China Issues First White Paper on Latin America
By Wendell Minnick
TAIPEI, Taiwan - China has issued its first policy white paper on Latin America, including sections on political, economic and military issues.
The government-run Xinhua News Agency released the full text of the policy paper on Nov. 5, just 10 days before Chinese President Hu Jintao's planned trip to the U.S. to attend the G-20 summit on the financial crisis.
After the summit, Hu will conduct state visits to Cuba, Costa Rica and Peru. Hu also will attend the 16th Asia-Pacific Economic Cooperation meeting from Nov. 22-23 in Lima, Peru.
Regarding defense and security, the paper looks at three issues: military exchanges and cooperation, cooperation on judicial and police affairs, and nontraditional security issues.
The paper said it would continue to "actively carry out military exchanges and defense dialogue and cooperation with Latin American and Caribbean countries," including mutual visits by defense and military officials. Personnel exchanges also would be increased. Exchanges will include military training, personnel training and peacekeeping.

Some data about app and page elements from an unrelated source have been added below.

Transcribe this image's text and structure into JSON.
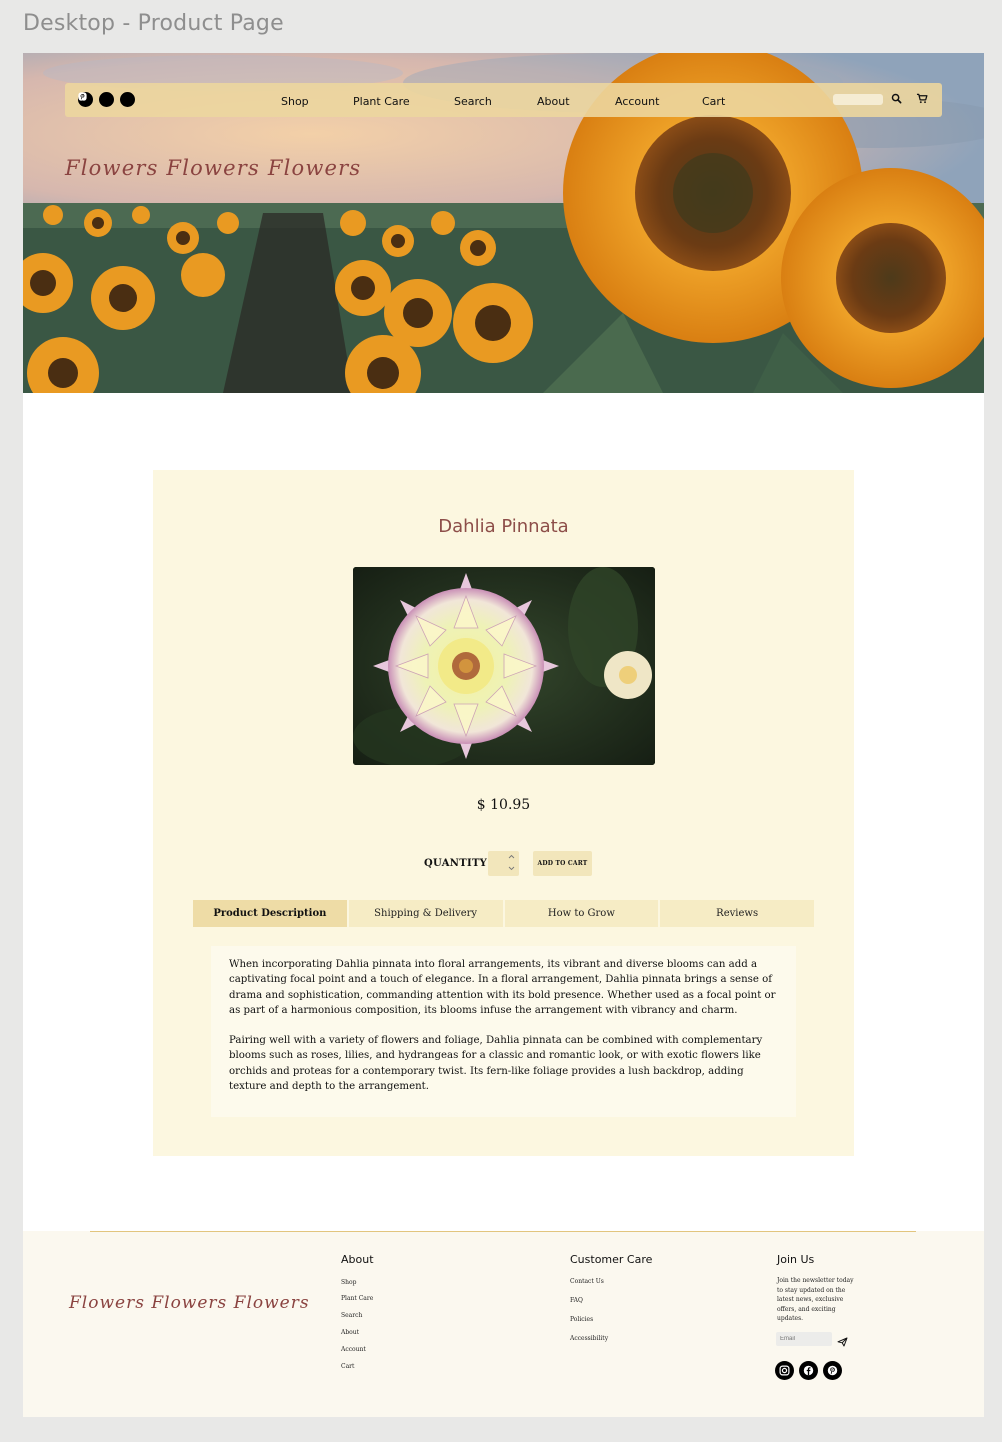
{
  "frame_title": "Desktop - Product Page",
  "header": {
    "social_icons": [
      "instagram-icon",
      "facebook-icon",
      "pinterest-icon"
    ],
    "nav": [
      "Shop",
      "Plant Care",
      "Search",
      "About",
      "Account",
      "Cart"
    ],
    "search_placeholder": "",
    "hero_script": "Flowers Flowers Flowers"
  },
  "product": {
    "title": "Dahlia Pinnata",
    "price": "$ 10.95",
    "quantity_label": "QUANTITY",
    "add_to_cart": "ADD TO CART",
    "tabs": [
      "Product Description",
      "Shipping & Delivery",
      "How to Grow",
      "Reviews"
    ],
    "active_tab": "Product Description",
    "description": [
      "When incorporating Dahlia pinnata into floral arrangements, its vibrant and diverse blooms can add a captivating focal point and a touch of elegance. In a floral arrangement, Dahlia pinnata brings a sense of drama and sophistication, commanding attention with its bold presence. Whether used as a focal point or as part of a harmonious composition, its blooms infuse the arrangement with vibrancy and charm.",
      "Pairing well with a variety of flowers and foliage, Dahlia pinnata can be combined with complementary blooms such as roses, lilies, and hydrangeas for a classic and romantic look, or with exotic flowers like orchids and proteas for a contemporary twist. Its fern-like foliage provides a lush backdrop, adding texture and depth to the arrangement."
    ]
  },
  "footer": {
    "script": "Flowers Flowers Flowers",
    "about": {
      "heading": "About",
      "links": [
        "Shop",
        "Plant Care",
        "Search",
        "About",
        "Account",
        "Cart"
      ]
    },
    "customer_care": {
      "heading": "Customer Care",
      "links": [
        "Contact Us",
        "FAQ",
        "Policies",
        "Accessibility"
      ]
    },
    "join": {
      "heading": "Join Us",
      "text": "Join the newsletter today to stay updated on the latest news, exclusive offers, and exciting updates.",
      "email_placeholder": "Email"
    },
    "social_icons": [
      "instagram-icon",
      "facebook-icon",
      "pinterest-icon"
    ]
  },
  "colors": {
    "page_bg": "#e8e8e7",
    "navbar": "#ecd69e",
    "card_bg": "#fcf7e0",
    "title_accent": "#8d4e49",
    "script_accent": "#8a4340",
    "button_bg": "#f2e6bb",
    "footer_line": "#e2c57e"
  }
}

"The Chinese side will, as its ability permits, continue to provide assistance for the development of the army in Latin American and Caribbean countries."
Regarding judicial and police issues, intelligence and technological exchanges will be strengthened, "with bilateral and multilateral exchange mechanisms put in place." Non-traditional security issues will include exchanges and cooperation on "combating terrorism, so as to jointly improve the capacity to respond to nontraditional security threats."
There have been concerns raised over China's interest in Latin America, thought mainly focused on energy resources such as oil, gas and coal. China has agreed to sell arms to Venezuela, whose leader, President Hugo Chávez, made his fifth visit to China in late September to make oil and arms deals.
During the visit, Chávez described himself as a "Maoist" and signed an agreement to procure 24 Hongdu K-8 trainers in 2009. There have been some discussions to procure Chinese-made Harbin Z-9 helicopters and Chengdu J-10 and FC-1 fighters. However, not everyone is convinced China's new policy paper or improved military relations with Latin America are a significant threat to the U.S.
"Nothing in the document should alarm or trouble the U.S., though it should be a wake-up call that Washington risks missing attractive opportunities in Latin America," said Michael Shifter, vice president for policy and director of the Andean program at the Washington-based Inter-American Dialogue.
"There is nothing surprising in the policy paper, and it does not contain many specifics, but it does set out in general terms a framework for what the Chinese government is doing and plans to do in the region," Shifter said. "It means they intend to be an important actor over the longer term, and not just on trade and investment, but on political and security questions."